"Sure," one of the guys said. "What's this Budweiser Select?" He pointed and squinted at the menu.
"I don't know,” said Tara. "It's just Bud, I think." So cute.
"Okay," the guy said, "then just bring me a Bud."
And there you have it. Probably a zillion dollars worth of Budweiser Select marketing and advertising right down the toilet. How come? Because no one bothered to explain to Tara what the product is, and how it might benefit the customer. Parts is parts.
Last month I was at the airport, waiting to pick up my daughter, Erin, from an early morning flight. There's a T.G.I. Fridays at this airport and they serve coffee and buns from a counter to sleepy-eyed people like me. I was getting myself a cup of joe, and there were several people waiting in line behind me. A young guy in a dirty uniform enters from the back room. The woman who is talking my order says to him. "Did you figure out what that was?"
"Uh, huh," he says.
"What was it?"
"It's dirty oil," he says.
"Really! That's so disgusting," she says.

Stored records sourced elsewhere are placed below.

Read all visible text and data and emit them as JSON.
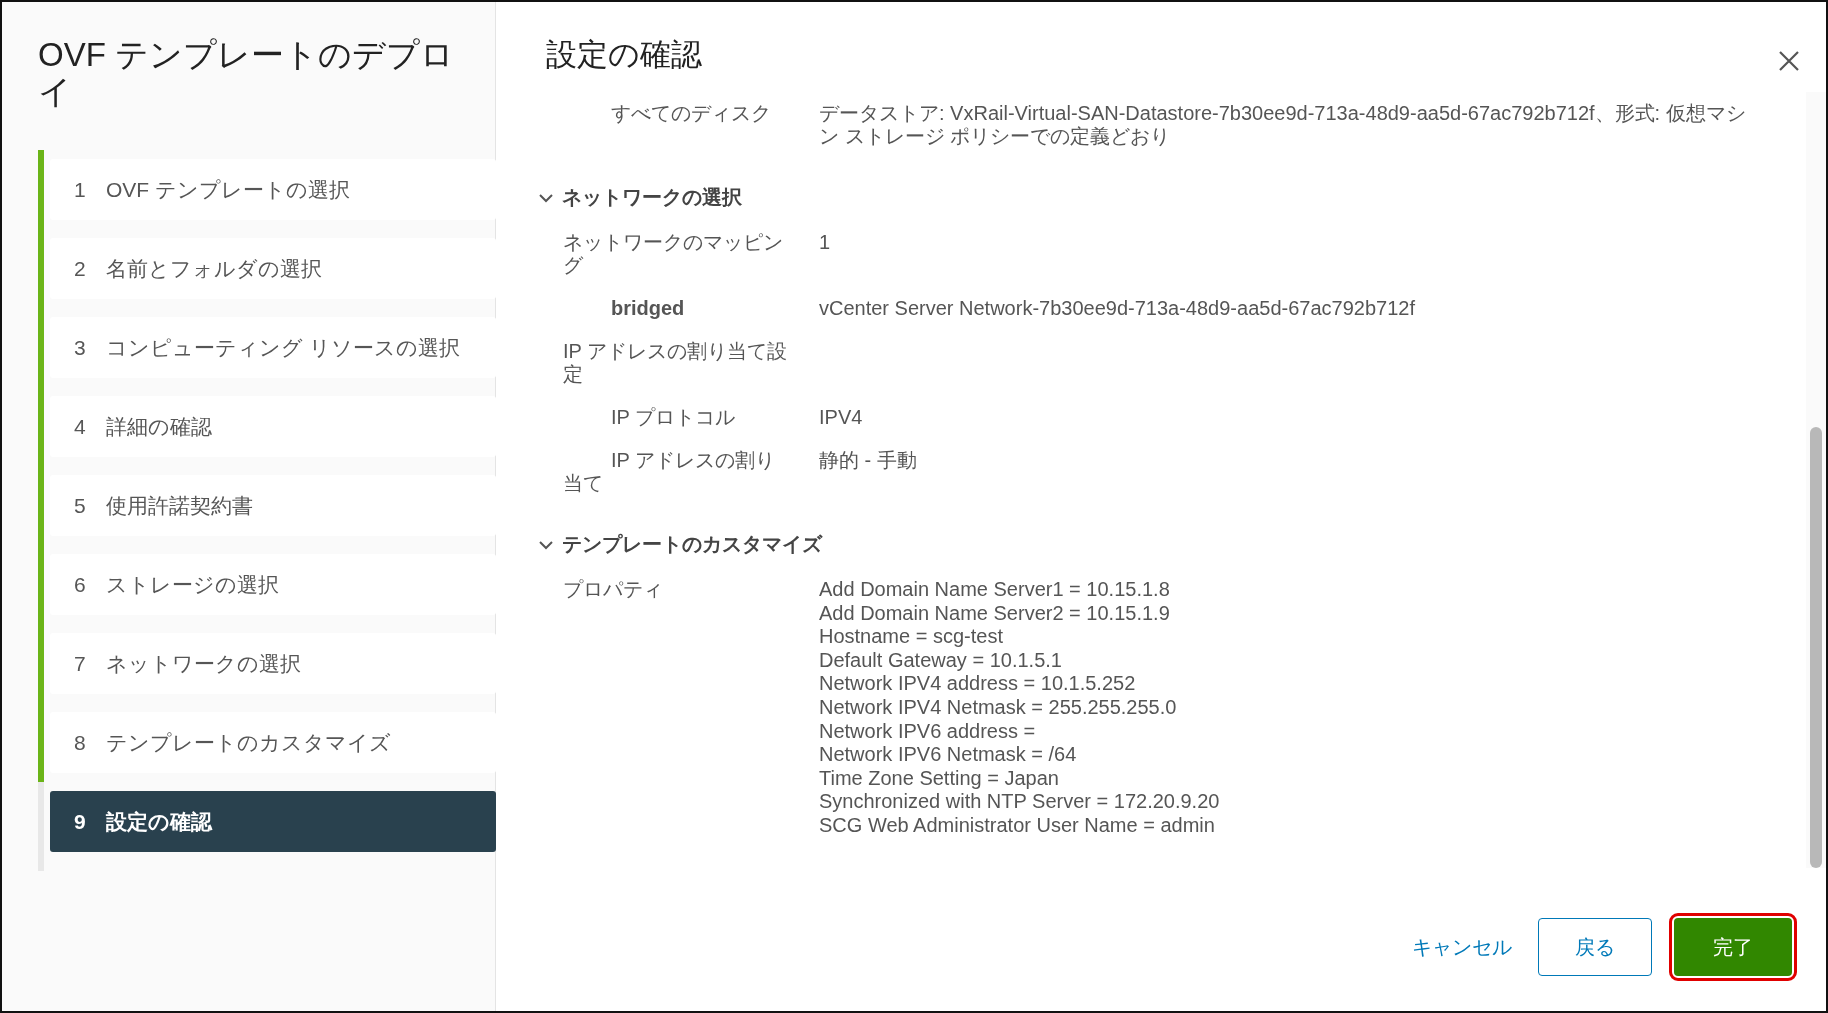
{
  "wizard": {
    "title": "OVF テンプレートのデプロイ",
    "steps": [
      {
        "number": "1",
        "label": "OVF テンプレートの選択",
        "selected": false,
        "completed": true
      },
      {
        "number": "2",
        "label": "名前とフォルダの選択",
        "selected": false,
        "completed": true
      },
      {
        "number": "3",
        "label": "コンピューティング リソースの選択",
        "selected": false,
        "completed": true
      },
      {
        "number": "4",
        "label": "詳細の確認",
        "selected": false,
        "completed": true
      },
      {
        "number": "5",
        "label": "使用許諾契約書",
        "selected": false,
        "completed": true
      },
      {
        "number": "6",
        "label": "ストレージの選択",
        "selected": false,
        "completed": true
      },
      {
        "number": "7",
        "label": "ネットワークの選択",
        "selected": false,
        "completed": true
      },
      {
        "number": "8",
        "label": "テンプレートのカスタマイズ",
        "selected": false,
        "completed": true
      },
      {
        "number": "9",
        "label": "設定の確認",
        "selected": true,
        "completed": false
      }
    ]
  },
  "page": {
    "title": "設定の確認",
    "sections": [
      {
        "rows": [
          {
            "children": [
              {
                "label": "すべてのディスク",
                "bold": false,
                "value": "データストア: VxRail-Virtual-SAN-Datastore-7b30ee9d-713a-48d9-aa5d-67ac792b712f、形式: 仮想マシン ストレージ ポリシーでの定義どおり"
              }
            ]
          }
        ]
      },
      {
        "title": "ネットワークの選択",
        "expanded": true,
        "rows": [
          {
            "label": "ネットワークのマッピング",
            "value": "1",
            "children": [
              {
                "label": "bridged",
                "value": "vCenter Server Network-7b30ee9d-713a-48d9-aa5d-67ac792b712f",
                "bold": true
              }
            ]
          },
          {
            "label": "IP アドレスの割り当て設定",
            "children": [
              {
                "label": "IP プロトコル",
                "value": "IPV4",
                "bold": false
              },
              {
                "label": "IP アドレスの割り当て",
                "value": "静的 - 手動",
                "bold": false
              }
            ]
          }
        ]
      },
      {
        "title": "テンプレートのカスタマイズ",
        "expanded": true,
        "rows": [
          {
            "label": "プロパティ",
            "lines": [
              "Add Domain Name Server1 = 10.15.1.8",
              "Add Domain Name Server2 = 10.15.1.9",
              "Hostname = scg-test",
              "Default Gateway = 10.1.5.1",
              "Network IPV4 address = 10.1.5.252",
              "Network IPV4 Netmask = 255.255.255.0",
              "Network IPV6 address =",
              "Network IPV6 Netmask = /64",
              "Time Zone Setting = Japan",
              "Synchronized with NTP Server = 172.20.9.20",
              "SCG Web Administrator User Name = admin"
            ]
          }
        ]
      }
    ]
  },
  "buttons": [
    {
      "label": "キャンセル",
      "kind": "link",
      "highlighted": false
    },
    {
      "label": "戻る",
      "kind": "outline",
      "highlighted": false
    },
    {
      "label": "完了",
      "kind": "primary",
      "highlighted": true
    }
  ]
}
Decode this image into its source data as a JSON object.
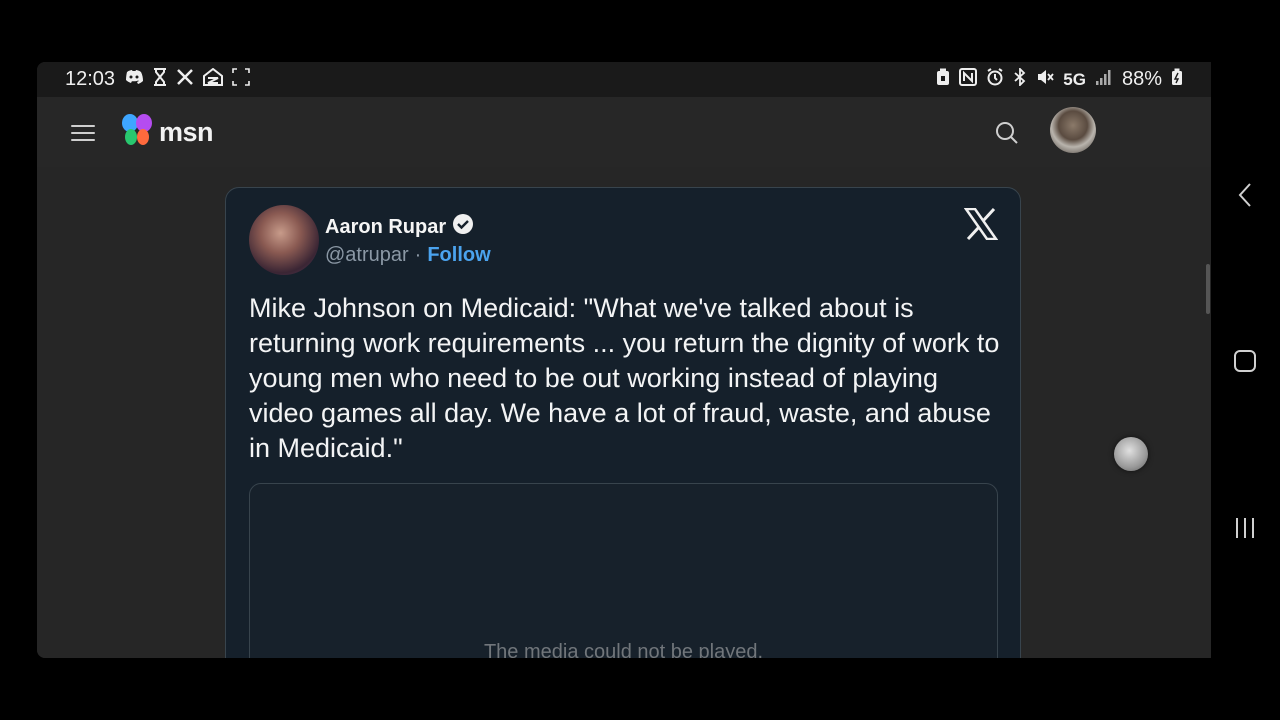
{
  "status_bar": {
    "time": "12:03",
    "battery": "88%",
    "network": "5G",
    "left_icons": [
      "discord-icon",
      "hourglass-icon",
      "x-icon",
      "zillow-icon",
      "screenshot-icon"
    ],
    "right_icons": [
      "lock-battery-icon",
      "nfc-icon",
      "alarm-icon",
      "bluetooth-icon",
      "mute-icon",
      "signal-icon",
      "battery-icon"
    ]
  },
  "app_bar": {
    "logo_text": "msn",
    "menu_icon": "hamburger-icon",
    "search_icon": "search-icon"
  },
  "tweet": {
    "author_name": "Aaron Rupar",
    "handle": "@atrupar",
    "separator": "·",
    "follow_label": "Follow",
    "text": "Mike Johnson on Medicaid: \"What we've talked about is returning work requirements ... you return the dignity of work to young men who need to be out working instead of playing video games all day. We have a lot of fraud, waste, and abuse in Medicaid.\"",
    "media_message": "The media could not be played.",
    "colors": {
      "background": "#15202b",
      "follow": "#4ba3ee",
      "handle": "#8b98a5"
    }
  },
  "nav_bar": {
    "back_icon": "back-chevron-icon",
    "home_icon": "home-square-icon",
    "recents_icon": "recents-icon"
  }
}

"I know," he says, "and it's everywhere."
"Did you get it all cleaned up?"
"I did as much as I could, but it's still pretty messed up back there," he says. "I don't think I can get it done by the time they come in."
"How are they supposed to do lunch with all that mess back there," she said.

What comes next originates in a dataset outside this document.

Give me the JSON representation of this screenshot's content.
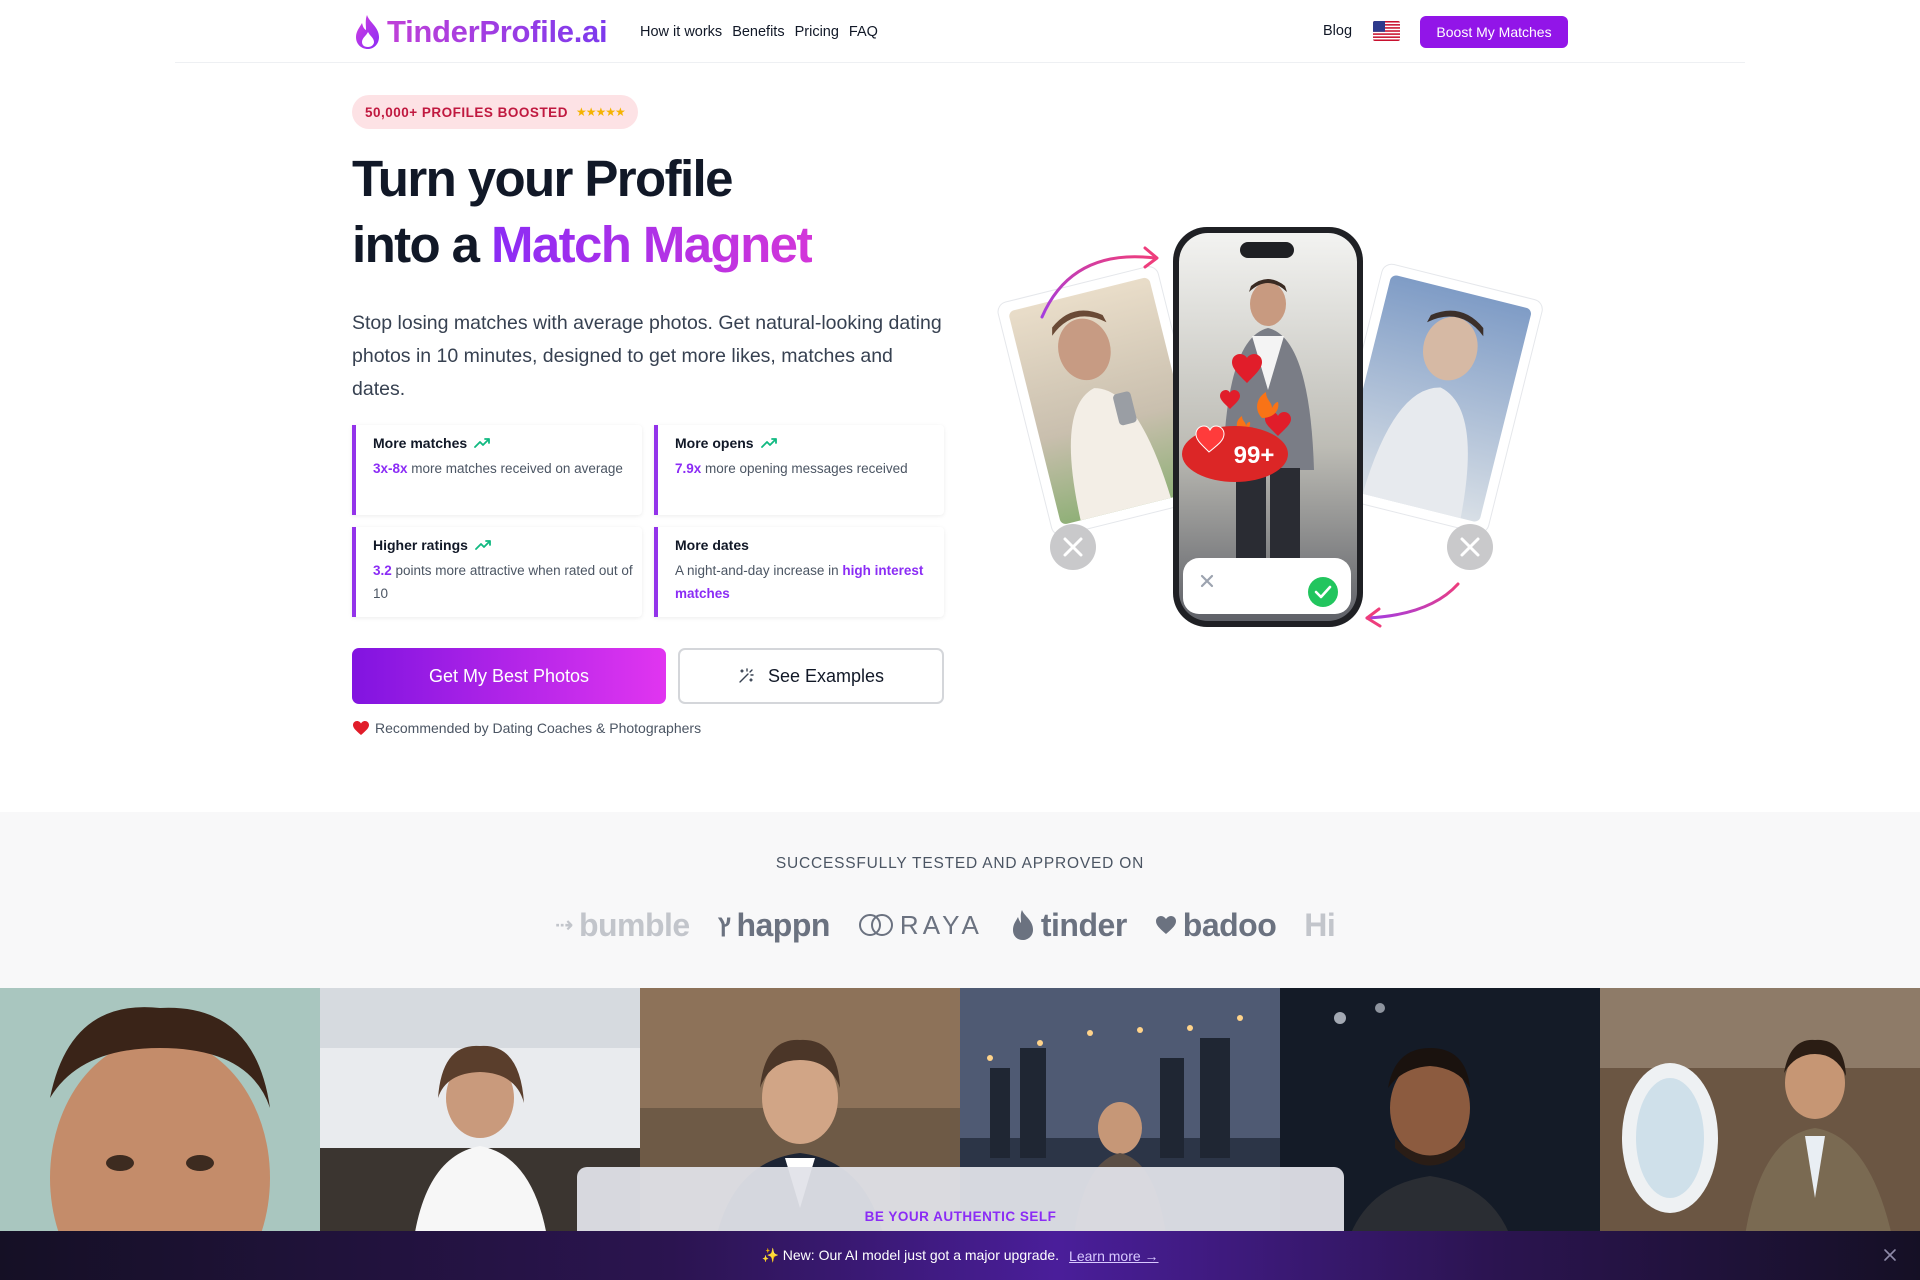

He shrugs. So cute.
I will remember this for years, and I'll never order food at that Fridays. Or maybe any other Fridays. I have a choice.
Or how about this? You're driving down the road with your spouse, looking for a place to eat. You see a restaurant and it looks interesting, but then you spot one of those portable signs out front, the kind you tow with a car. It reads, Wanted – Waitress, Cook, Busboy, Dishwasher.
Really makes you want to stop there for a meal, doesn't it? We actually saw this the other day. All the marketing in the world can't get around an owner who's trying to save a buck on a classified ad.
And how about this for dopey? I went to a tradeshow last May. Five manufacturers recognized me and grabbed me into their booths as I wandered the aisles. They each had a new product that they thought was wonderful, and after listening to their pitch I had to agree; this stuff was pretty interesting.
When I got back home I decided to mention the products on HeatingHelp.com. Thousands of people visit this site each day, and most of them are pretty sharp. They like to hear about new products and bright ideas. So I went to the websites of the five manufacturers, looking for the new products they had shown me at the tradeshow so that I could tell the heating world. Trouble was, not one of those five manufacturers had their new product featured on their website. They were so excited at the tradeshow, but apparently not excited enough to show it on the Internet.
So I didn't mention any of them because I had nothing to reference. Lost opportunity for them, and I wondered who was in charge of getting this stuff online before the tradeshow? I wondered because if no one is in charge then it all stops right there. And all the marketing in the world can't get you around this. We're all using the Internet nowadays, and if it's not up there then it's not out there.
How about your business? Are your salespeople getting the training they need to tell the difference between a Bud and a Bud Select (or the heating equivalent)? And if there's a mess in the "kitchen" at your place, are your people discussing the problem in front of your customers? What a turn off that is.
How about when you need help. Are you hanging a sign on your building, or posting your needs where potential customers can see them? Suppose you were your own customer. Wouldn't that sign make you feel like you're going to have to wait for service? Even if only for a little while? Why would you do that to yourself?
Teaching – it can never stop in this business.
"Hi. I saw an article in the newspaper about this new type of heating system. What do you know about it?"
"Uh, a little bit, I guess. What do you want to know"
"What makes it better?"
"Gosh, I really don’t know. Nobody told me about it. You want me to see if I can get you something on it. You can read up about it yourself. I really don’t have the time to get into it myself right now."
"Nah, that's okay. Don't bother. I was just curious."
All it takes is one properly placed, dopey employee to mess up your business. Got one